James Van Allen
Go to the top of the page
 
+Quote Post
tasp
post Feb 3 2011, 03:56 AM
Post #28


Member
***

Group: Members
Posts: 883
Joined: 30-January 05
Member No.: 162



Thanx for the correction!

Ebay has a copy of Murray's book Journey Into Space for $4.99 if any one is interested.

The Mercury reminisces are worth that, and he also writes about exploring Mars, the Venera series, and Voyager. The story behind the 1500 mm Mariner 10 camera system and the radio upgrades that made the transmission of those great pictures is especially interesting.
Go to the top of the page
 
+Quote Post
ElkGroveDan
post Feb 3 2011, 05:23 AM
Post #29


Senior Member
****

Group: Admin
Posts: 4636
Joined: 15-March 05
From: Sloughhouse, CA
Member No.: 197



QUOTE (Littlebit @ Feb 2 2011, 11:07 AM) *
I get -1.137, so I probably have a sign error somewhere:)

I keep getting 1.8675309 over and over again. I should probably turn off the radio while I'm working on orbital calculations.


--------------------
If Occam had heard my theory, things would be very different now.
Go to the top of the page
 
+Quote Post
tasp
post Feb 3 2011, 05:47 AM
Post #30


Member
***

Group: Members
Posts: 883
Joined: 30-January 05
Member No.: 162



Googling "Mariner 10 orbit" and checking the images, (it's the first one tonight) will show the 176 day orbit diagram.
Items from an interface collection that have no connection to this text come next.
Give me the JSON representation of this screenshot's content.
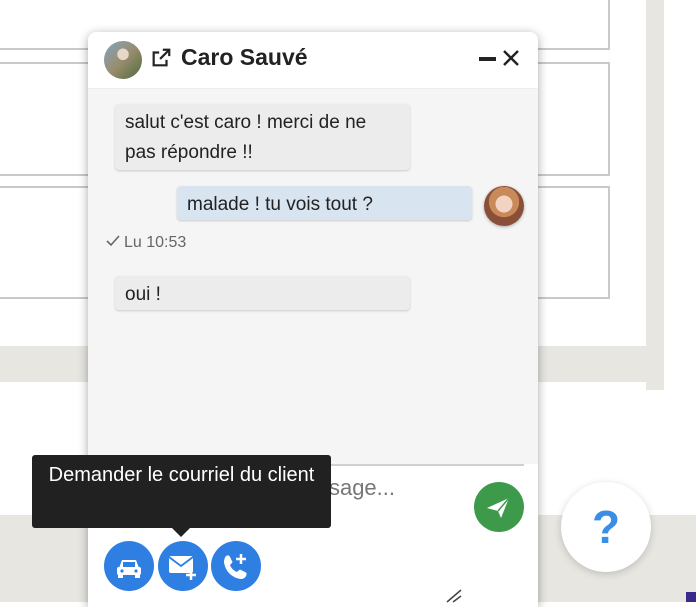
{
  "chat": {
    "contact_name": "Caro Sauvé",
    "messages": [
      {
        "direction": "incoming",
        "text": "salut c'est caro ! merci de ne pas répondre !!"
      },
      {
        "direction": "outgoing",
        "text": "malade ! tu vois tout ?"
      },
      {
        "direction": "incoming",
        "text": "oui !"
      }
    ],
    "read_receipt": "Lu 10:53",
    "compose": {
      "placeholder": "Envoyer un message..."
    },
    "actions": {
      "car_icon": "car-icon",
      "mail_icon": "mail-plus-icon",
      "phone_icon": "phone-plus-icon"
    },
    "tooltip": "Demander le courriel du client"
  },
  "help": {
    "label": "?"
  },
  "colors": {
    "action_blue": "#2f7fe3",
    "send_green": "#3d9a4b",
    "outgoing_bubble": "#d8e4ef",
    "incoming_bubble": "#ececec",
    "tooltip_bg": "#212121"
  }
}
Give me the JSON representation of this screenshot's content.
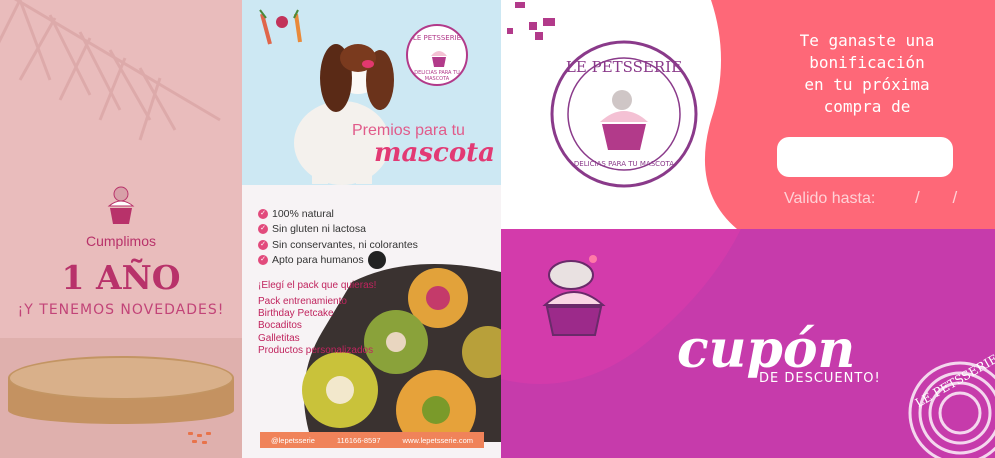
{
  "panel1": {
    "line1": "Cumplimos",
    "line2": "1 AÑO",
    "line3": "¡Y TENEMOS NOVEDADES!"
  },
  "panel2": {
    "badge_title": "LE PETSSERIE",
    "badge_sub": "DELICIAS PARA TU MASCOTA",
    "premios": "Premios para tu",
    "mascota": "mascota",
    "features": [
      "100% natural",
      "Sin gluten ni lactosa",
      "Sin conservantes, ni colorantes",
      "Apto para humanos"
    ],
    "elegi": "¡Elegí el  pack que quieras!",
    "packs": [
      "Pack entrenamiento",
      "Birthday Petcake",
      "Bocaditos",
      "Galletitas",
      "Productos personalizados"
    ],
    "footer": [
      "@lepetsserie",
      "116166-8597",
      "www.lepetsserie.com"
    ]
  },
  "panel3": {
    "seal_title": "LE PETSSERIE",
    "seal_sub": "DELICIAS PARA TU MASCOTA",
    "win_lines": [
      "Te ganaste una",
      "bonificación",
      "en tu próxima",
      "compra de"
    ],
    "valid_label": "Valido hasta:",
    "date_slashes": "/ /"
  },
  "panel4": {
    "cupon": "cupón",
    "desc": "DE DESCUENTO!",
    "watermark": "LE PETSSERIE"
  },
  "colors": {
    "pink_bg": "#e9bcbc",
    "brand_magenta": "#c63bab",
    "coral": "#fe6878",
    "accent_pink": "#e23a74"
  }
}
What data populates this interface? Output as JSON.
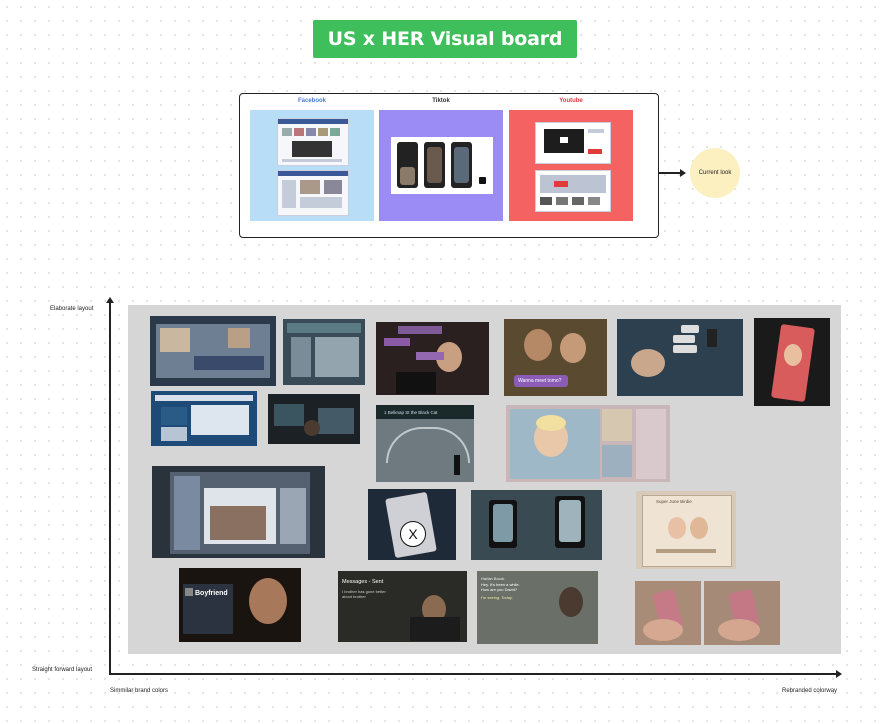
{
  "title": "US x HER Visual board",
  "platforms": [
    {
      "name": "Facebook",
      "color": "#4a7bd0",
      "bg": "#b8ddf7"
    },
    {
      "name": "Tiktok",
      "color": "#333333",
      "bg": "#9b8cf5"
    },
    {
      "name": "Youtube",
      "color": "#e03a3a",
      "bg": "#f56262"
    }
  ],
  "current_look": "Current look",
  "axis": {
    "y_top": "Elaborate layout",
    "y_bottom": "Straight  forward layout",
    "x_left": "Simmilar brand colors",
    "x_right": "Rebranded colorway"
  },
  "stills": {
    "bubble_movie": "Wanna meet tomo?",
    "bubble_hey": "Hey",
    "station_sign": "1 Belknap St the Black Cat",
    "profile_name": "Super June Birdie",
    "boyfriend": "Boyfriend",
    "messages_header": "Messages - Sent",
    "messages_body": "I brother has gone better\nabout brother",
    "chat_name": "Harlan Brook",
    "chat_body": "Hey. It's been a while.\nHow are you David?",
    "chat_reply": "I'm seeing. Today.",
    "x_mark": "X"
  }
}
It has aphelion further out from the sun than Venus. Intuitively, just glancing at that diagram, suggests an aphelion for the 264 day orbit that is going to be a nice bump further out than that. (And I realize that doesn't help with the calculations)

Like I said, sorry I can't do the math, but I really appreciate those that can.

Does the perihelion velocity for the 176 and the 264 day orbits 'pop out' of the calculations easily? (It would give an ~ idea of the Mercury encounter speed of the craft)
Go to the top of the page
 
+Quote Post

3 Pages V  < 1 2 3 >
Reply to this topicStart new topic

 



RSS Lo-Fi Version Time is now: 23rd April 2014 - 07:53 PM
RULES AND GUIDELINES
Please read the Forum Rules and Guidelines before posting.

IMAGE COPYRIGHT
Images posted on UnmannedSpaceflight.com may be copyrighted. Do not reproduce without permission. Read here for further information on space images and copyright.

OPINIONS AND MODERATION
Opinions expressed on UnmannedSpaceflight.com are those of the individual posters and do not necessarily reflect the opinions of UnmannedSpaceflight.com or The Planetary Society. The all-volunteer UnmannedSpaceflight.com moderation team is wholly independent of The Planetary Society. The Planetary Society has no influence over decisions made by the UnmannedSpaceflight.com moderators.
SUPPORT THE FORUM
Unmannedspaceflight.com is a project of the Planetary Society and is funded by donations from visitors and members. Help keep this forum up and running by contributing here.